When to adjust pay levels is one of the most important questions an organization may face. Considering that employee compensation is 60% to 70% of an organization’s operating costs, making the wrong decision can increase costs substantially, and sometimes even unnecessarily.
These compensation costs are something executives should keep top of mind right now. High profile companies seem to be announcing pay increases nearly every week, particularly for lower-level employees.
At the same time, public debate about raising minimum wage continues to ebb and flow. Many jurisdictions have increased, or are considering increasing, the minimum wage, in some cases significantly. For example, businesses with operations in SeaTac, WA, must pay the highest minimum wage in the country – $15.00 per hour.
But what does this mean for your organization? Does all this activity create pressure to raise wages, even if you are not legally mandated to do so?
Right now, unless you are operating in a state or city that has increased minimum wage above your current pay levels, the increases are unlikely to have an immediate impact on your organization. This is not to say there will be no impact in the future. However, there is plenty of time to sort out what is going on and understand how the trend towards minimum wage increases will impact the labor market and pay levels.
Beyond the Media Frenzy
Announcements of rising pay – whether through legally mandated minimum wages or voluntary increases by individual organizations – grab a lot of headlines. However, the media are not the market. Headlines alone don’t change market-based wage rates.
First, most companies announcing wage increases are consumer-oriented (think Wal-Mart, Target, and McDonalds). Their wage increase announcements are as likely to be brand-burnishing as they are competitive adjustments. Companies that are not consumer-oriented would not benefit in the same way by taking similar actions.

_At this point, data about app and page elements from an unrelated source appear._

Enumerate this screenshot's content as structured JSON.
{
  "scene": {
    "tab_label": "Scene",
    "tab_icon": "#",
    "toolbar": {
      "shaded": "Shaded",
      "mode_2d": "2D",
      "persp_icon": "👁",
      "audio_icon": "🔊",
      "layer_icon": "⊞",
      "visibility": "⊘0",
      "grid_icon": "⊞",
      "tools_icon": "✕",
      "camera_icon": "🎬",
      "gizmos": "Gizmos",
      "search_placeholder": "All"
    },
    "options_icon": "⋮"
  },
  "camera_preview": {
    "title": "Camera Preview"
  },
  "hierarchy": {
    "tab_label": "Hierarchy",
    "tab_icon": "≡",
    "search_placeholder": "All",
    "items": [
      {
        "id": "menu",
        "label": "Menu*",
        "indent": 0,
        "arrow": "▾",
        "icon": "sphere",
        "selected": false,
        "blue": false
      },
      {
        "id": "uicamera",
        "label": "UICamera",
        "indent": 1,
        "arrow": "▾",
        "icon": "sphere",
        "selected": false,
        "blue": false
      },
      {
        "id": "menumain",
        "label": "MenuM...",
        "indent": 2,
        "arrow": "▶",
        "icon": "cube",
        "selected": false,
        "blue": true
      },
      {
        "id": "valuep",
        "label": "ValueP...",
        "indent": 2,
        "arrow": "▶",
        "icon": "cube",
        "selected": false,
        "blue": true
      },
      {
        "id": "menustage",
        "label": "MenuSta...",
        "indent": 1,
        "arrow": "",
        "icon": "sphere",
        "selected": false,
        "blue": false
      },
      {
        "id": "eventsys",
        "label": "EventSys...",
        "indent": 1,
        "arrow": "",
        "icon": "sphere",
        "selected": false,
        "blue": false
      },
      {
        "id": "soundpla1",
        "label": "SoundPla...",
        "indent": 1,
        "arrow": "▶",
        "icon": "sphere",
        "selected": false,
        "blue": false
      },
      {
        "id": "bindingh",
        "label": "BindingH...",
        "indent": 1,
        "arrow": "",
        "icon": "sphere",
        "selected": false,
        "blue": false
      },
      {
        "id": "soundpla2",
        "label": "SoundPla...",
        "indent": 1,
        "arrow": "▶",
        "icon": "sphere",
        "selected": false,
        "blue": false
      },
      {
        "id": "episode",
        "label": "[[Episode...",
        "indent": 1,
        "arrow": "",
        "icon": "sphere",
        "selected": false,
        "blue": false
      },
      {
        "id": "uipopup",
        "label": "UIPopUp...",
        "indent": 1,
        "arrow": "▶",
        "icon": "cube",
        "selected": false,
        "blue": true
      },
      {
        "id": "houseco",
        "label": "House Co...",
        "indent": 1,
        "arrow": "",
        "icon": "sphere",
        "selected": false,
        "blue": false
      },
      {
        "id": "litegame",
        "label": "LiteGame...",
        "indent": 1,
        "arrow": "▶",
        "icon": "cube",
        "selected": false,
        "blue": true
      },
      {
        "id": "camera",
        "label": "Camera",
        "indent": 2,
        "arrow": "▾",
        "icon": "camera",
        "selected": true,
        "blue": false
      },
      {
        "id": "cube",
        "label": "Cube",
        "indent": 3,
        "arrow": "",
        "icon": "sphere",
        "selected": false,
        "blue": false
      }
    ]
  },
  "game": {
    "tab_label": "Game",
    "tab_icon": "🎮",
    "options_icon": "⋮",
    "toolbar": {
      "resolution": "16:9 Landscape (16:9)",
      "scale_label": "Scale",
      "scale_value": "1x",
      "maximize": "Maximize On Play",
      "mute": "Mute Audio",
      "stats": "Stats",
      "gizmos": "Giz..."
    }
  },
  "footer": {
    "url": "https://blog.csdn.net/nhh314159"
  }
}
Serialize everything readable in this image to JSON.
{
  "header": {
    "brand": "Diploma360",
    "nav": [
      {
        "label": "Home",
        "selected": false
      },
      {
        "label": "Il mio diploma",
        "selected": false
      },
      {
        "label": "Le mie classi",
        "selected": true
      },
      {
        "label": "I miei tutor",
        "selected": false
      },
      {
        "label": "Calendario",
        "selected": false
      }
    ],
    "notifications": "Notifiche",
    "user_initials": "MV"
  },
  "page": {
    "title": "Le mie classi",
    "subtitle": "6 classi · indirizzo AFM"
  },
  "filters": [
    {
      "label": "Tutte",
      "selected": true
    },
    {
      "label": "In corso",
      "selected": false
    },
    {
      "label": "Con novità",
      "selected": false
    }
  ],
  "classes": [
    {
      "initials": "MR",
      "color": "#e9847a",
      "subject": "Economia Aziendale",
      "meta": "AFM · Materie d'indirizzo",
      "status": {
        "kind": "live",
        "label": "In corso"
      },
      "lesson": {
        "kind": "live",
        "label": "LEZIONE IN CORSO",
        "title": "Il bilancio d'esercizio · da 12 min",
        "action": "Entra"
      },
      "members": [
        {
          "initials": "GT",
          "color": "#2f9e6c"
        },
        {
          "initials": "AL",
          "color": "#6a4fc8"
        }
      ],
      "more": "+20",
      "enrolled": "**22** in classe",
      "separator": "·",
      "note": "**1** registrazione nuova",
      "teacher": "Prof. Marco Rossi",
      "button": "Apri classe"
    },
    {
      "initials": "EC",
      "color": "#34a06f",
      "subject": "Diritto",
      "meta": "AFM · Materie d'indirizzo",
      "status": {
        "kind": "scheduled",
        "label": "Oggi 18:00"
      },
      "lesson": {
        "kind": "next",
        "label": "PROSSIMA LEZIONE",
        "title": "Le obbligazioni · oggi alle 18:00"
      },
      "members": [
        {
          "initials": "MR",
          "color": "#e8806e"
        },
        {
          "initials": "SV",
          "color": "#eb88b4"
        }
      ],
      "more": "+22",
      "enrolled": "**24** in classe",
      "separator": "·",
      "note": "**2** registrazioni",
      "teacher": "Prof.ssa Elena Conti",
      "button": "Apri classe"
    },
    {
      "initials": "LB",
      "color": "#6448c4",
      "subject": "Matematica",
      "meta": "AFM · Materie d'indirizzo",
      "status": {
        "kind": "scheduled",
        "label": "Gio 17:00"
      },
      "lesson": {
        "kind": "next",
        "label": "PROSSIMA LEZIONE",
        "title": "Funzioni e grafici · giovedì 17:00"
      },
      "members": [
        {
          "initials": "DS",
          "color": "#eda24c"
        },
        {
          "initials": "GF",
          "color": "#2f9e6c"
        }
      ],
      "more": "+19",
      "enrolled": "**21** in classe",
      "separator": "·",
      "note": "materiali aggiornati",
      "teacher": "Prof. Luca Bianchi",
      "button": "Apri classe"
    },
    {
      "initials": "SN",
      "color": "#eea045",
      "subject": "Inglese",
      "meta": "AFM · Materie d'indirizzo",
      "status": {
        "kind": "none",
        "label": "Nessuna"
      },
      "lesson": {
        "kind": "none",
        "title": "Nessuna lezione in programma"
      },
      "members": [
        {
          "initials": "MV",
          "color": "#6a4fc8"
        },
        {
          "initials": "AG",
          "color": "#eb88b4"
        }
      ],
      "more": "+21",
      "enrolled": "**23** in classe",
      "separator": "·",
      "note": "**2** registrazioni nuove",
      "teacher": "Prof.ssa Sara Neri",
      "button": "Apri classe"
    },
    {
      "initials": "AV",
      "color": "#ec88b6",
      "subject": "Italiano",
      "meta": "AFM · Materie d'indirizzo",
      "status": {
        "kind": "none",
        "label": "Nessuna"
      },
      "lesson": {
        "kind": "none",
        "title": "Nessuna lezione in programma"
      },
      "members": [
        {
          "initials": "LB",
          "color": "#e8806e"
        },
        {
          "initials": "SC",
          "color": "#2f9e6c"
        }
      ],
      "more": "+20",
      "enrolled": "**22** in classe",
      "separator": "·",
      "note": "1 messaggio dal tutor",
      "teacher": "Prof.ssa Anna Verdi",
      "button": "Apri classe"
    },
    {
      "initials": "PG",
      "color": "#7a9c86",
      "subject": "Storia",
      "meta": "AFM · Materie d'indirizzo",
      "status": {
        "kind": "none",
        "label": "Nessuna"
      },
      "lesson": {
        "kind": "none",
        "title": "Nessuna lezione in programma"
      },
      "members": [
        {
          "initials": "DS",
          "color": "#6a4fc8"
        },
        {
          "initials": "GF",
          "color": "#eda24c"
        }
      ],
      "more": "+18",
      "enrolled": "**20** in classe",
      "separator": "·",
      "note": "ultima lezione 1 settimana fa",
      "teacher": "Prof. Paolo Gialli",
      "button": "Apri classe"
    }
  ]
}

Second, the announced increases are unlikely to move the market for competitive pay significantly. Many of these increases are slated to occur over time, lessening their immediate impact on the market. While there could very well be changes to rates in the future, employers have time to think through whether and how to respond.
Finally, while being a good corporate citizen is important to most organizations, needlessly increasing wages isn’t necessarily in anyone’s best interest. Overpaying employees can be just as much a threat to the business as underpaying employees. Unnecessary increases could lead to equally unnecessary price increases that customers may not tolerate.
Stay Calm and Manage Your Compensation
Recent events reinforce the need for organizations to ensure their compensation levels are competitive, relative to the market. “Set it and forget it” is not a valid compensation philosophy. Maintaining competitive pay is a delicate balancing act. Pay too much and it hurts the business by reducing profitability. Pay too little and it hurts the business when key talent moves on to better-paying opportunities. Companies need to channel their inner Goldilocks by maintaining wage levels that are “just right.”
Indeed, dealing with any changes resulting from wage increases should simply be part of overall compensation management. Every day, businesses face changes that impact operations and adjust accordingly. The same should be true of compensation. Organizations should always have a good sense of whether compensation programs and salary levels are appropriate and working as intended. That way, when something does occur to change the situation, executives can become aware of it as quickly as possible.
If employees are using the highly publicized increases to push for their own raises, employers can use the situation as an opportunity to communicate about their rationale for current wage levels and the process used to develop them.
The same is true if the pressure is coming from managers and other executives. These individuals are a crucial source of compensation information on the line and need to understand how things stand and why. In turn, these managers and executives can relay the correct information to the employees in their areas.
Of course, if an organization is having difficulty attracting talent or has experienced unusually high turnover, a more robust look at the compensation system may be in order.